Scott Ambler’s keynote presented some survey results showing that Enterprise Architecture programs have been only moderately successful. Failure is more likely for programs based on a homegrown architecture framework – or no framework at all.
Judith Oja-Gillam and Chris White advocated the pragmatism of picking international standards, such as one architecture framework and one modeling notation, rather than spending time on methodological discussion. Customization to the enterprise is best done by dropping non-essential parts of a methodology.
Ze’ev Ionis boiled it down even further: for a small or medium enterprise, do a simple Business Function Model, then focus any further architecture & analysis efforts on the “pain points”.
One of the themes at the Symposium was tension between Enterprise Architecture departments and Project Management Offices. High-quality long-term architecture sometimes gets in the way of delivering projects quickly & cheaply. Many participants were struggling with internal politics, to get governance structures to balance architecture and project needs.

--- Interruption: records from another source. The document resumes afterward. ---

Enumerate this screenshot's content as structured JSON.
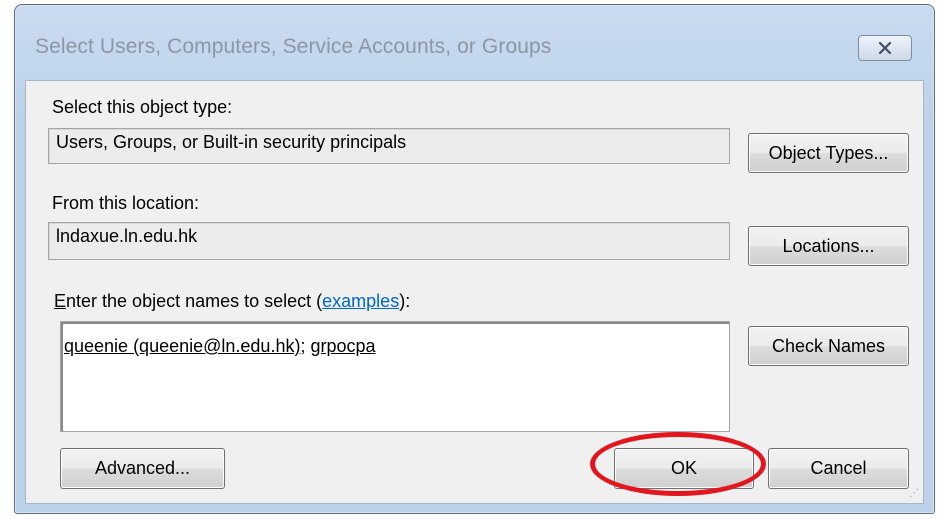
{
  "window": {
    "title": "Select Users, Computers, Service Accounts, or Groups"
  },
  "object_type": {
    "label": "Select this object type:",
    "value": "Users, Groups, or Built-in security principals",
    "button_label": "Object Types..."
  },
  "location": {
    "label": "From this location:",
    "value": "lndaxue.ln.edu.hk",
    "button_label": "Locations..."
  },
  "names": {
    "label_mnemonic": "E",
    "label_text": "nter the object names to select (",
    "label_link": "examples",
    "label_end": "):",
    "entries": [
      "queenie (queenie@ln.edu.hk)",
      "grpocpa"
    ],
    "separator": "; ",
    "check_button_label": "Check Names"
  },
  "footer": {
    "advanced_label": "Advanced...",
    "ok_label": "OK",
    "cancel_label": "Cancel"
  },
  "colors": {
    "highlight": "#e3161e",
    "link": "#0066cc"
  },
  "icons": {
    "close": "close-x-icon",
    "resize": "resize-grip-icon"
  }
}
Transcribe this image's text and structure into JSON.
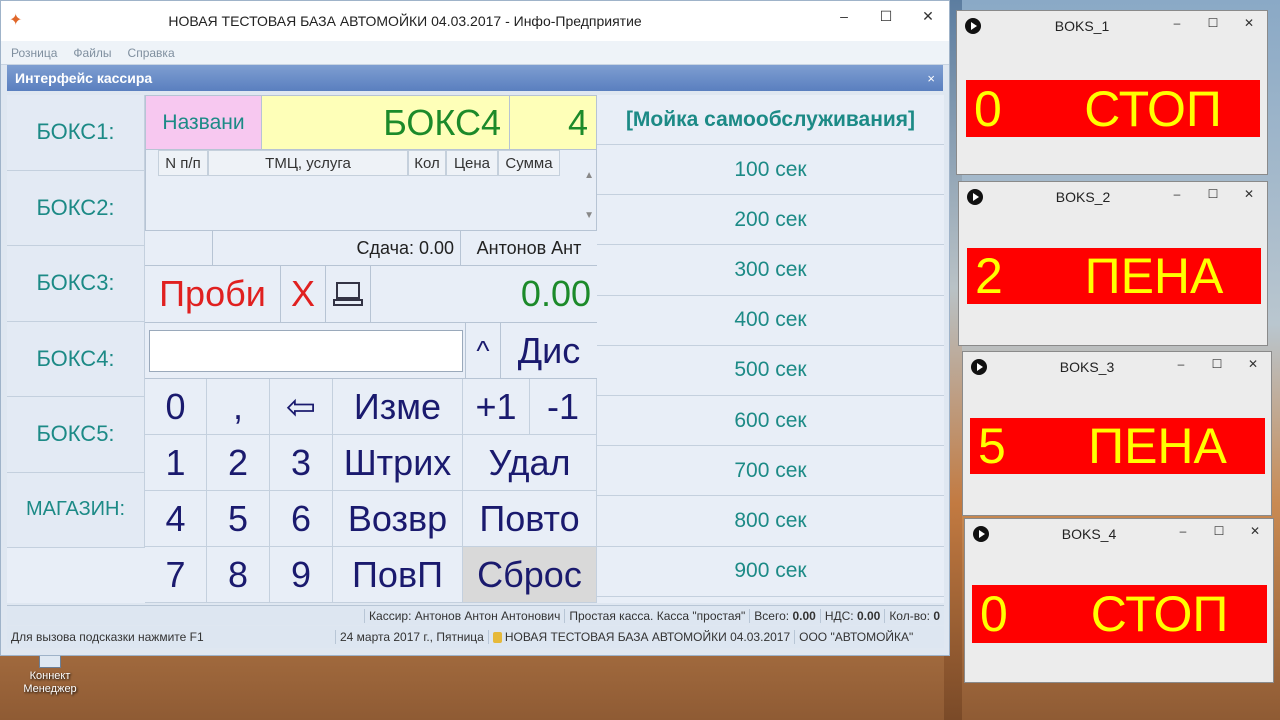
{
  "window": {
    "title": "НОВАЯ ТЕСТОВАЯ БАЗА АВТОМОЙКИ 04.03.2017 - Инфо-Предприятие",
    "minimize": "–",
    "maximize": "☐",
    "close": "✕"
  },
  "menu": [
    "Розница",
    "Файлы",
    "Справка"
  ],
  "panel": {
    "title": "Интерфейс кассира",
    "close": "×"
  },
  "boxes": [
    "БОКС1:",
    "БОКС2:",
    "БОКС3:",
    "БОКС4:",
    "БОКС5:",
    "МАГАЗИН:"
  ],
  "order": {
    "name_label": "Названи",
    "box_name": "БОКС4",
    "box_number": "4",
    "columns": [
      "N п/п",
      "ТМЦ, услуга",
      "Кол",
      "Цена",
      "Сумма"
    ],
    "change": "Сдача: 0.00",
    "operator": "Антонов Ант"
  },
  "actions": {
    "print": "Проби",
    "cancel": "X",
    "total": "0.00"
  },
  "input": {
    "caret": "^",
    "discount": "Дис"
  },
  "keypad": {
    "k0": "0",
    "comma": ",",
    "backspace": "⇦",
    "edit": "Изме",
    "plus1": "+1",
    "minus1": "-1",
    "k1": "1",
    "k2": "2",
    "k3": "3",
    "barcode": "Штрих",
    "delete": "Удал",
    "k4": "4",
    "k5": "5",
    "k6": "6",
    "return": "Возвр",
    "repeat": "Повто",
    "k7": "7",
    "k8": "8",
    "k9": "9",
    "repeat_p": "ПовП",
    "reset": "Сброс"
  },
  "services": {
    "title": "[Мойка самообслуживания]",
    "items": [
      "100 сек",
      "200 сек",
      "300 сек",
      "400 сек",
      "500 сек",
      "600 сек",
      "700 сек",
      "800 сек",
      "900 сек"
    ]
  },
  "status1": {
    "cashier": "Кассир: Антонов Антон Антонович",
    "register": "Простая касса. Касса \"простая\"",
    "total_label": "Всего:",
    "total": "0.00",
    "vat_label": "НДС:",
    "vat": "0.00",
    "qty_label": "Кол-во:",
    "qty": "0"
  },
  "status2": {
    "hint": "Для вызова подсказки нажмите F1",
    "date": "24 марта 2017 г., Пятница",
    "db": "НОВАЯ ТЕСТОВАЯ БАЗА АВТОМОЙКИ 04.03.2017",
    "org": "ООО \"АВТОМОЙКА\""
  },
  "desktop": {
    "icon_label": "Коннект Менеджер"
  },
  "monitors": [
    {
      "title": "BOKS_1",
      "number": "0",
      "state": "СТОП"
    },
    {
      "title": "BOKS_2",
      "number": "2",
      "state": "ПЕНА"
    },
    {
      "title": "BOKS_3",
      "number": "5",
      "state": "ПЕНА"
    },
    {
      "title": "BOKS_4",
      "number": "0",
      "state": "СТОП"
    }
  ],
  "colors": {
    "accent_teal": "#1c8a86",
    "total_green": "#1c8a2a",
    "alert_red": "#e02020",
    "panel_red": "#ff0000",
    "panel_yellow": "#ffff00"
  }
}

I will be speaking tomorrow at 2:30pm at the Symposium, about “The Systematic Enterprise: How to synchronize EA, PM and other management methods”. This will be a holistic perspective on where EA fits in the organization, and will give some ideas for succeeding with any such formal methodologies.